For instance, by positioning yourself dead-center in the middle of the frame, you’ll get an intense, in-your-face result – and by standing off to the side, the image will feel more dynamic and less confrontational. I recommend reading up on basic portrait photography composition, but it’s often a good idea to try out a handful of different options and see what you like best.
At the end of the day, each photographer – and each photoshoot – is different. Don’t feel you have to compose your photos a certain way just because it’s what lots of other photographers are doing. There are many ways to create a stunning shot, and you certainly don’t have to follow Instagram trends to get great results.
10. Portray emotion
Want your photos to look boring? Then act boring. After all, the facial and body expressions you convey can massively impact a photo’s tone.
So instead of standing in front of the camera and staring, do what you can to create emotion. I suggest aiming for an over-the-top expression, like this:
In my experience, the more emotion you can show, the better the photo will look.
Of course, this is really all down to personal taste. I’d recommend experimenting with different levels of emotion – subtle, intense, and wild – until you arrive at an effect you like. You don’t need to remain consistent from shot to shot, however; one theme might call for an extreme expression, while another might be better complemented by a milder look.
I’d also recommend you consider your expression in the context of the self-portrait theme. An angry expression may seem out of place when used in a chess photo, while a mild expression might seem confusing if the background is post-apocalyptic.
So once you have your theme, think about expression. Act as best you can.
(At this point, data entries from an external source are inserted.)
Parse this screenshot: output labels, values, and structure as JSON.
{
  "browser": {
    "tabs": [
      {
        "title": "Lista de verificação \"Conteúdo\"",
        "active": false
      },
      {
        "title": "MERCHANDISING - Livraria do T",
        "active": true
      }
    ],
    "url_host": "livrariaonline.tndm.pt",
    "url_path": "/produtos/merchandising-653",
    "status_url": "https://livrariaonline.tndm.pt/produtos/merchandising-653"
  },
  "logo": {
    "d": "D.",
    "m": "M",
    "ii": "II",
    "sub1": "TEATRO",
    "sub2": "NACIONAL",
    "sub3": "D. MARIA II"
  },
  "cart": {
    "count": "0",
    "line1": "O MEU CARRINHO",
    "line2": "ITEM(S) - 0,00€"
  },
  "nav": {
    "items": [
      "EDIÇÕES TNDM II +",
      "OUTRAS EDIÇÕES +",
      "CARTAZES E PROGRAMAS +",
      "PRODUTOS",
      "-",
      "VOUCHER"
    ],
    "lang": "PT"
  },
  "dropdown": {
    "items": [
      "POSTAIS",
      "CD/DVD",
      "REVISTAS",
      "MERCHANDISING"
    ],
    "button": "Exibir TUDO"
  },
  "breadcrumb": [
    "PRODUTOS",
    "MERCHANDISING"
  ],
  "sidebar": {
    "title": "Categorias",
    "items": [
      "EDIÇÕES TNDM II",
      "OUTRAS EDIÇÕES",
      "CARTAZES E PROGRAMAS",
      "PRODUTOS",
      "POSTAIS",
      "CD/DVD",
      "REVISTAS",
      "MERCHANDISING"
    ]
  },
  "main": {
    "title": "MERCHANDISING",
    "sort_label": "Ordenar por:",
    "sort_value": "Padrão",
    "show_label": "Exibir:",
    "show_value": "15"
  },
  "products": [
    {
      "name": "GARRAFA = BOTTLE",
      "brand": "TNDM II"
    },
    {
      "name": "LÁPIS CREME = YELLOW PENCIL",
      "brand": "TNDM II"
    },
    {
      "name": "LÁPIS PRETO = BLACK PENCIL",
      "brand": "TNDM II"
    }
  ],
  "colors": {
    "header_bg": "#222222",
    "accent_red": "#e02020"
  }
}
And check your results to see if any adjustments are needed!
Speaking of checking results:
11. Look at your photos
The fastest way to improve your self-portrait photography is by evaluating your work with a critical eye.
So as soon as you finish a shoot (or a few hours afterward, if you want to gain some distance), take a look at your images. Identify what you like about each shot. Identify what you dislike. Then, while the photoshoot is still fresh in your mind, note what you should modify for your next self-portrait.
Pretty soon, you’ll have a sense of what you want to include and exclude from your self-portraits. And you’ll have a little book of lessons learned from each photoshoot.
Of course, if a photo didn’t work, you can always resolve to try again another day. And if it did work, then appreciate the result. Share it with friends. Post it to social media! (Though before you share the image, I’d recommend doing a bit of processing, as I discuss in the next section.)
12. Post-process your self-portraits
Even once you’ve nailed the camera setup, the settings, the lighting, and the composition, you still have one last step in the standard photography workflow: editing.
By subtly adjusting the exposure, the white balance, the contrast, and the colors, you can make your images far more compelling and refined. Pretty much every professional edits their portraits, and if you can learn to do the same, your photos will look that much better.
Grab a subscription (or a trial) to Lightroom, Capture One, ON1 Photo RAW, or Luminar. Then dive in and just experiment with different editing tools and sliders. Focus on the basics, but don’t be afraid to have fun with more complex tools, such as color grading and vignetting. At the same time, don’t go overboard; beginners often crank up the processing, which results in unnatural-looking colors and tones. Have fun, but keep it authentic!
Self-portrait photography tips: final words
Self-portraits are incredibly rewarding, but starting out – developing ideas, selecting gear, working with backgrounds – can be a little daunting. Hopefully, you now feel ready to capture some stunning self-portraits.
So grab a piece of paper. Jot down some ideas. Then have fun shooting!
This article was written by portrait photographer Nathan Marx. To learn more about Nathan, check out his blog.
Table of contents
- ADVANCED GUIDES
- Self Portrait Photography Tips
- CREATIVE TECHNIQUES